··· Recorded information

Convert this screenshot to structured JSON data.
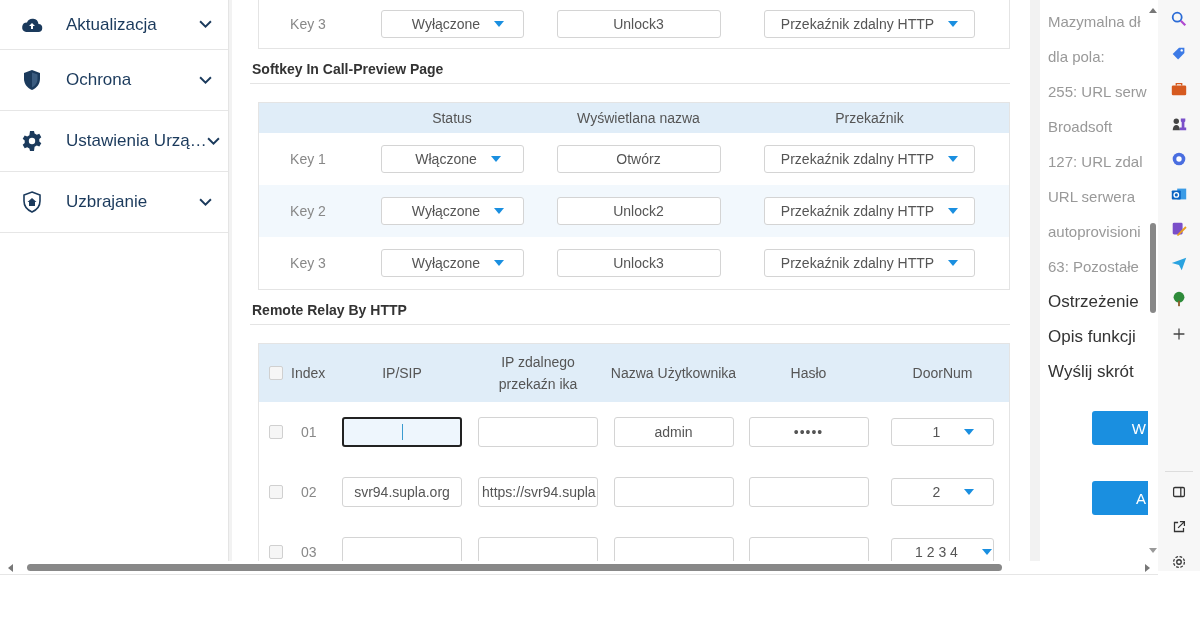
{
  "sidebar": {
    "items": [
      {
        "label": "Aktualizacja",
        "expanded": false
      },
      {
        "label": "Ochrona",
        "expanded": false
      },
      {
        "label": "Ustawienia Urzą…",
        "expanded": false
      },
      {
        "label": "Uzbrajanie",
        "expanded": false
      }
    ]
  },
  "previous_table": {
    "rows": [
      {
        "key": "Key 3",
        "status": "Wyłączone",
        "name": "Unlock3",
        "relay": "Przekaźnik zdalny HTTP"
      }
    ]
  },
  "softkey_section": {
    "title": "Softkey In Call-Preview Page",
    "columns": [
      "Status",
      "Wyświetlana nazwa",
      "Przekaźnik"
    ],
    "rows": [
      {
        "key": "Key 1",
        "status": "Włączone",
        "name": "Otwórz",
        "relay": "Przekaźnik zdalny HTTP"
      },
      {
        "key": "Key 2",
        "status": "Wyłączone",
        "name": "Unlock2",
        "relay": "Przekaźnik zdalny HTTP"
      },
      {
        "key": "Key 3",
        "status": "Wyłączone",
        "name": "Unlock3",
        "relay": "Przekaźnik zdalny HTTP"
      }
    ]
  },
  "relay_section": {
    "title": "Remote Relay By HTTP",
    "select_all_checked": false,
    "columns": [
      "Index",
      "IP/SIP",
      "IP zdalnego przekaźn ika",
      "Nazwa Użytkownika",
      "Hasło",
      "DoorNum"
    ],
    "rows": [
      {
        "index": "01",
        "checked": false,
        "ip_sip": "",
        "ip_sip_focused": true,
        "remote_ip": "",
        "username": "admin",
        "password": "•••••",
        "door_num": "1"
      },
      {
        "index": "02",
        "checked": false,
        "ip_sip": "svr94.supla.org",
        "ip_sip_focused": false,
        "remote_ip": "https://svr94.supla",
        "username": "",
        "password": "",
        "door_num": "2"
      },
      {
        "index": "03",
        "checked": false,
        "ip_sip": "",
        "ip_sip_focused": false,
        "remote_ip": "",
        "username": "",
        "password": "",
        "door_num": "1 2 3 4"
      }
    ]
  },
  "help_panel": {
    "lines": [
      {
        "text": "Mazymalna dł",
        "kind": "note"
      },
      {
        "text": "dla pola:",
        "kind": "note"
      },
      {
        "text": "255: URL serw",
        "kind": "note"
      },
      {
        "text": "Broadsoft",
        "kind": "note"
      },
      {
        "text": "127: URL zdal",
        "kind": "note"
      },
      {
        "text": "URL serwera",
        "kind": "note"
      },
      {
        "text": "autoprovisioni",
        "kind": "note"
      },
      {
        "text": "63: Pozostałe",
        "kind": "note"
      },
      {
        "text": "Ostrzeżenie",
        "kind": "heading"
      },
      {
        "text": "Opis funkcji",
        "kind": "heading"
      },
      {
        "text": "Wyślij skrót",
        "kind": "heading"
      }
    ],
    "buttons": [
      "W",
      "A"
    ]
  }
}
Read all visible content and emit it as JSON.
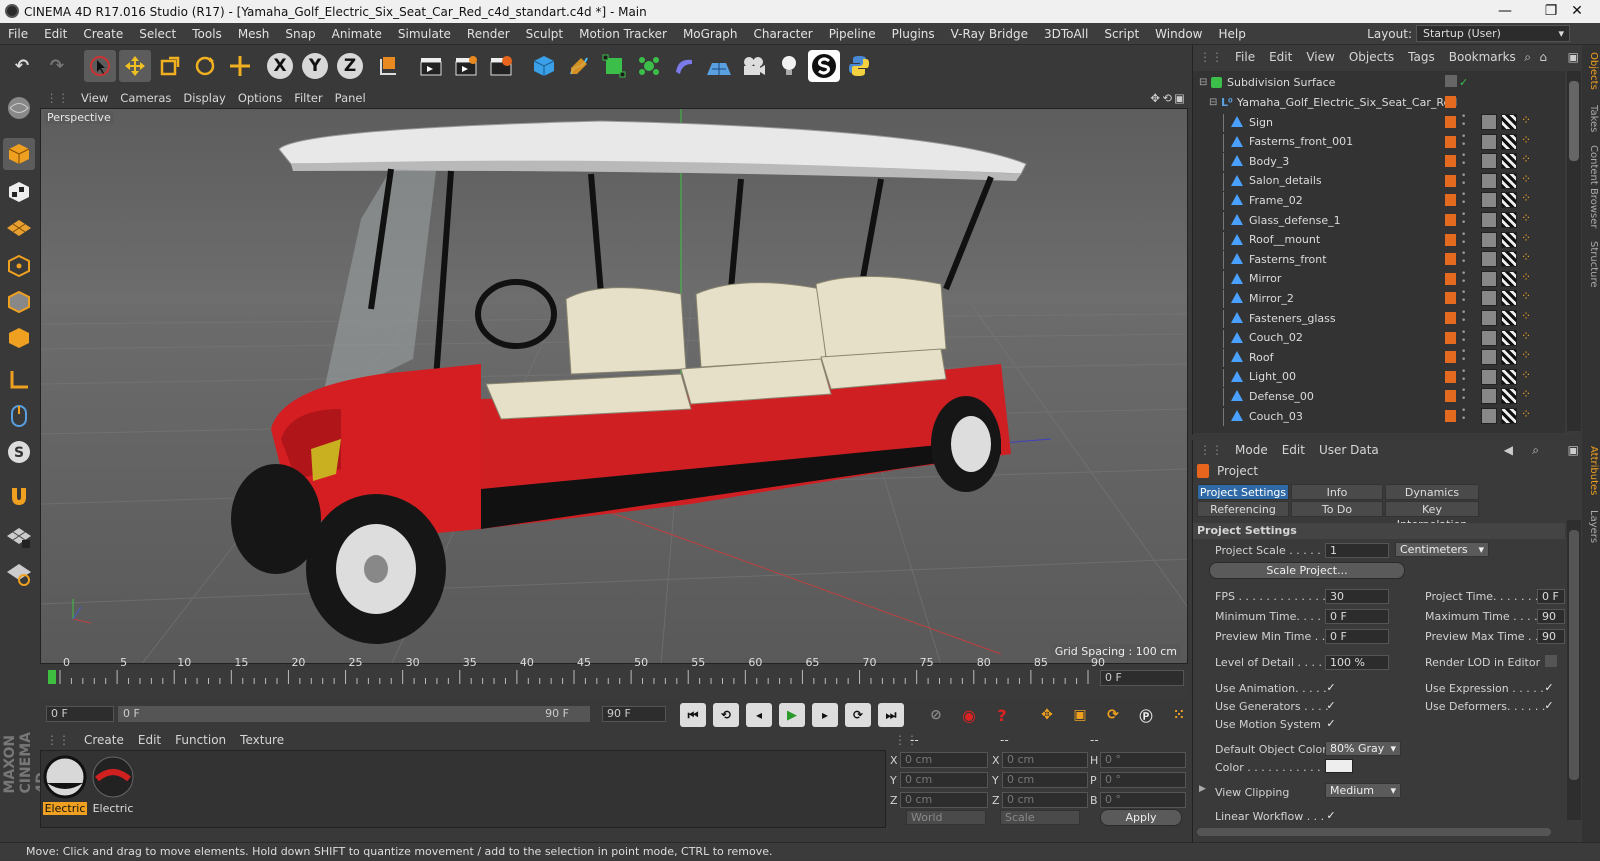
{
  "window": {
    "title": "CINEMA 4D R17.016 Studio (R17) - [Yamaha_Golf_Electric_Six_Seat_Car_Red_c4d_standart.c4d *] - Main",
    "minimize": "—",
    "maximize": "❐",
    "close": "✕"
  },
  "menu": [
    "File",
    "Edit",
    "Create",
    "Select",
    "Tools",
    "Mesh",
    "Snap",
    "Animate",
    "Simulate",
    "Render",
    "Sculpt",
    "Motion Tracker",
    "MoGraph",
    "Character",
    "Pipeline",
    "Plugins",
    "V-Ray Bridge",
    "3DToAll",
    "Script",
    "Window",
    "Help"
  ],
  "layout": {
    "label": "Layout:",
    "value": "Startup (User)"
  },
  "toolbar": {
    "undo": "↶",
    "redo": "↷",
    "x": "X",
    "y": "Y",
    "z": "Z"
  },
  "viewport": {
    "menu": [
      "View",
      "Cameras",
      "Display",
      "Options",
      "Filter",
      "Panel"
    ],
    "label": "Perspective",
    "grid_spacing": "Grid Spacing : 100 cm"
  },
  "timeline": {
    "ticks": [
      "0",
      "5",
      "10",
      "15",
      "20",
      "25",
      "30",
      "35",
      "40",
      "45",
      "50",
      "55",
      "60",
      "65",
      "70",
      "75",
      "80",
      "85",
      "90"
    ],
    "current_frame": "0 F",
    "frame_start": "0 F",
    "slider_start": "0 F",
    "slider_end": "90 F",
    "frame_end": "90 F"
  },
  "material_manager": {
    "menu": [
      "Create",
      "Edit",
      "Function",
      "Texture"
    ],
    "materials": [
      {
        "label": "Electric",
        "selected": true
      },
      {
        "label": "Electric",
        "selected": false
      }
    ]
  },
  "coordinates": {
    "headers": [
      "--",
      "--",
      "--"
    ],
    "rows": [
      {
        "a": "X",
        "av": "0 cm",
        "b": "X",
        "bv": "0 cm",
        "c": "H",
        "cv": "0 °"
      },
      {
        "a": "Y",
        "av": "0 cm",
        "b": "Y",
        "bv": "0 cm",
        "c": "P",
        "cv": "0 °"
      },
      {
        "a": "Z",
        "av": "0 cm",
        "b": "Z",
        "bv": "0 cm",
        "c": "B",
        "cv": "0 °"
      }
    ],
    "mode": "World",
    "scale": "Scale",
    "apply": "Apply"
  },
  "status": "Move: Click and drag to move elements. Hold down SHIFT to quantize movement / add to the selection in point mode, CTRL to remove.",
  "object_manager": {
    "menu": [
      "File",
      "Edit",
      "View",
      "Objects",
      "Tags",
      "Bookmarks"
    ],
    "root": "Subdivision Surface",
    "group": "Yamaha_Golf_Electric_Six_Seat_Car_Red",
    "objects": [
      "Sign",
      "Fasterns_front_001",
      "Body_3",
      "Salon_details",
      "Frame_02",
      "Glass_defense_1",
      "Roof__mount",
      "Fasterns_front",
      "Mirror",
      "Mirror_2",
      "Fasteners_glass",
      "Couch_02",
      "Roof",
      "Light_00",
      "Defense_00",
      "Couch_03"
    ]
  },
  "attributes": {
    "menu": [
      "Mode",
      "Edit",
      "User Data"
    ],
    "title": "Project",
    "tabs": [
      "Project Settings",
      "Info",
      "Dynamics",
      "Referencing",
      "To Do",
      "Key Interpolation"
    ],
    "section": "Project Settings",
    "project_scale_label": "Project Scale . . . . . .",
    "project_scale_value": "1",
    "project_scale_unit": "Centimeters",
    "scale_project_btn": "Scale Project...",
    "fps_label": "FPS . . . . . . . . . . . . . .",
    "fps_value": "30",
    "project_time_label": "Project Time. . . . . . . .",
    "project_time_value": "0 F",
    "min_time_label": "Minimum Time. . . . .",
    "min_time_value": "0 F",
    "max_time_label": "Maximum Time . . . . .",
    "max_time_value": "90",
    "preview_min_label": "Preview Min Time . .",
    "preview_min_value": "0 F",
    "preview_max_label": "Preview Max Time . . .",
    "preview_max_value": "90",
    "lod_label": "Level of Detail . . . . .",
    "lod_value": "100 %",
    "render_lod_label": "Render LOD in Editor",
    "use_animation_label": "Use Animation. . . . .",
    "use_expression_label": "Use Expression . . . . .",
    "use_generators_label": "Use Generators . . . .",
    "use_deformers_label": "Use Deformers. . . . . .",
    "use_motion_label": "Use Motion System",
    "default_color_label": "Default Object Color",
    "default_color_value": "80% Gray",
    "color_label": "Color . . . . . . . . . . .",
    "view_clipping_label": "View Clipping",
    "view_clipping_value": "Medium",
    "linear_workflow_label": "Linear Workflow . . .",
    "check": "✓"
  },
  "side_tabs": [
    "Objects",
    "Takes",
    "Content Browser",
    "Structure",
    "Attributes",
    "Layers"
  ],
  "brand": "MAXON CINEMA 4D"
}
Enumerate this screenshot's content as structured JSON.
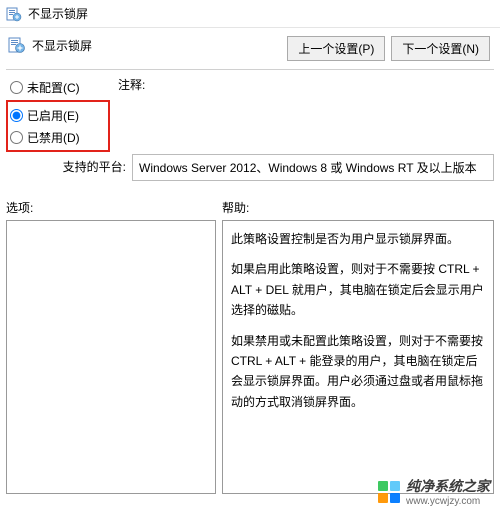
{
  "window": {
    "title": "不显示锁屏"
  },
  "header": {
    "title": "不显示锁屏",
    "prev_button": "上一个设置(P)",
    "next_button": "下一个设置(N)"
  },
  "config": {
    "not_configured": "未配置(C)",
    "enabled": "已启用(E)",
    "disabled": "已禁用(D)",
    "comment_label": "注释:"
  },
  "platform": {
    "label": "支持的平台:",
    "value": "Windows Server 2012、Windows 8 或 Windows RT 及以上版本"
  },
  "panes": {
    "options_label": "选项:",
    "help_label": "帮助:"
  },
  "help": {
    "p1": "此策略设置控制是否为用户显示锁屏界面。",
    "p2": "如果启用此策略设置，则对于不需要按 CTRL + ALT + DEL 就用户，其电脑在锁定后会显示用户选择的磁贴。",
    "p3": "如果禁用或未配置此策略设置，则对于不需要按 CTRL + ALT + 能登录的用户，其电脑在锁定后会显示锁屏界面。用户必须通过盘或者用鼠标拖动的方式取消锁屏界面。"
  },
  "watermark": {
    "line1": "纯净系统之家",
    "line2": "www.ycwjzy.com"
  }
}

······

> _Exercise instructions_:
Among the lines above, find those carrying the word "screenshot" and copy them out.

> _Answer to the exercise_:
Convert this screenshot to structured JSON data.
Enumerate this screenshot's content as structured JSON.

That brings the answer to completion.